… it wasn’t just a caffeine overdose. Lying and thinking over my day I felt saddened and anxious by two entirely separate but related incidents that happened yesterday. The first was voting – no big deal in a way and a well-worn habit of trotting to the local school, saying hi to friends and acquantainces and feeling glad that I live in a well-ordered democracy. But this year the ballot paper took me by surprise. Lists of candidates belonging to parties whose main policies seem to centre round xenophobia and prejudice against immigrants. And in some wards near me – one of these parties has come second, taking the place of the party of protest. 89 new council seats for UKIP. How has this happened? How have our major parties become so unappealing that these fringe parties now have a veneer of acceptability.
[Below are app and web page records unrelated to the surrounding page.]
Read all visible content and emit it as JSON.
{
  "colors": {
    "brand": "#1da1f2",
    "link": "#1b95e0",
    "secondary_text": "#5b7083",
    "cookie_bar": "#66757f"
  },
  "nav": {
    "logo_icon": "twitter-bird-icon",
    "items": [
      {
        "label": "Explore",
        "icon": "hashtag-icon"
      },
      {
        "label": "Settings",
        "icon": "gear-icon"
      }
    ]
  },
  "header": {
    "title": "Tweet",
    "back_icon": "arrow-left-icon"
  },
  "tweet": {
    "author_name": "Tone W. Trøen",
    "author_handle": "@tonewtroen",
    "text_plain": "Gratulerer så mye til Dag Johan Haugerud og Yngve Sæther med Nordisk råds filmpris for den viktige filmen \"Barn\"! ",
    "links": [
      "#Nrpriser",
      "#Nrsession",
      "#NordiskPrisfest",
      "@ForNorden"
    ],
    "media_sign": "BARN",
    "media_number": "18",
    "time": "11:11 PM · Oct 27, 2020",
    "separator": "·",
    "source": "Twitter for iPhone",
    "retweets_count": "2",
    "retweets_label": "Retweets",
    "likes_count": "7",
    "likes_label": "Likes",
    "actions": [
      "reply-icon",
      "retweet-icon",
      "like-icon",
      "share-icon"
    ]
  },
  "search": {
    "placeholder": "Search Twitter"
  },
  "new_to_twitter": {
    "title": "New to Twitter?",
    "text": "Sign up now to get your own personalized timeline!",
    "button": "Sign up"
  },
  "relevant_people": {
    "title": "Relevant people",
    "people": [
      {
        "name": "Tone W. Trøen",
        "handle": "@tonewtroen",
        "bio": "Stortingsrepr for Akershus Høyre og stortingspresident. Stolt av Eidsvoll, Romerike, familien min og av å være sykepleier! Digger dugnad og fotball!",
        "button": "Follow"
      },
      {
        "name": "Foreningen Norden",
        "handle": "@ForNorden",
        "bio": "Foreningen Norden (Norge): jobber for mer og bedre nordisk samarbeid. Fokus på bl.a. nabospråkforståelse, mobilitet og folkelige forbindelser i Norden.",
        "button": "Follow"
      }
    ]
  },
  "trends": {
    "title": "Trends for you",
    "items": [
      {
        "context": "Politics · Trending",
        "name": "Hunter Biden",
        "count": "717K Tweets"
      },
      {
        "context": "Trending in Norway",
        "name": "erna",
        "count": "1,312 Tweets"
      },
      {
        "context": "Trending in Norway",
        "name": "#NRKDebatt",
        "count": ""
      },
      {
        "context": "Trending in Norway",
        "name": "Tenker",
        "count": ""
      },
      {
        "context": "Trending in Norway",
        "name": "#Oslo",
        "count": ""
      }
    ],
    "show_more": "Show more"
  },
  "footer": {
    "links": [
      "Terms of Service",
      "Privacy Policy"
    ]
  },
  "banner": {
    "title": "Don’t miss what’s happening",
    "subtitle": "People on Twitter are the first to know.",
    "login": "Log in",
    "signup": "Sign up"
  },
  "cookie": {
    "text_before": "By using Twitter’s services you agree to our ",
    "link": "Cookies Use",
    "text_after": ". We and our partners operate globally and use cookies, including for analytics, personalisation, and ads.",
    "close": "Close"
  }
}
One the same day I was chatting to a friend of mine, a priest I admire greatly who is black. She was telling me that she recently led a service in a middle-class white church and after the service one person had told her she had good diction (no-one has ever told me that) and three people asked her where she came from.
We talked about that question for some time and I really understood, perhaps for the first time, how it feels to be asked that question so often. It’s effect is to literally put someone in an outsider’s place ( and make them feel they are not welcome in a ‘white’ place). It implies that some roles, some spaces and places are for white people – they belong to one group of people. The attitude that only some people belong diminishes us all. It is the attitude that Jesus challenged most often in the pharisees – at one point calling them ‘Whited sepulchres.’ No-one has privilege around God – that is a basic.
I am (still) writing my sermon for Pentecost and have now read both passages. In Acts the Holy Spirit falls on the disciples and they are able to speak in many languages. This is not a pointless magic trick or God showing off. This is so they can build a multi-lingual, multi-ethnic, multi-cultural community of people who are seeking to live like Jesus. In John’s version the Spirit brings the ability to forgive (or not forgive) – another essential for community building, especially when the community brings people together who are not all exactly the same (and can therefore pretend to get along on a superficial level).
While media headlines stir up suspicion against Muslims and UKIP attracts the Tory vote, the church cannot afford to indulge in ‘parallel lives’ or leave attitiudes of superiority and racism unchallenged. When we live as communities where all are welcome and we are free to learn and teach one another, forgiving each other when we are clumsy, drawing each other into greater love and greater truth, when our Churches model what it means to live together then we will really have, as we say each week, a foretaste of the heavenly banquet prepared for all people.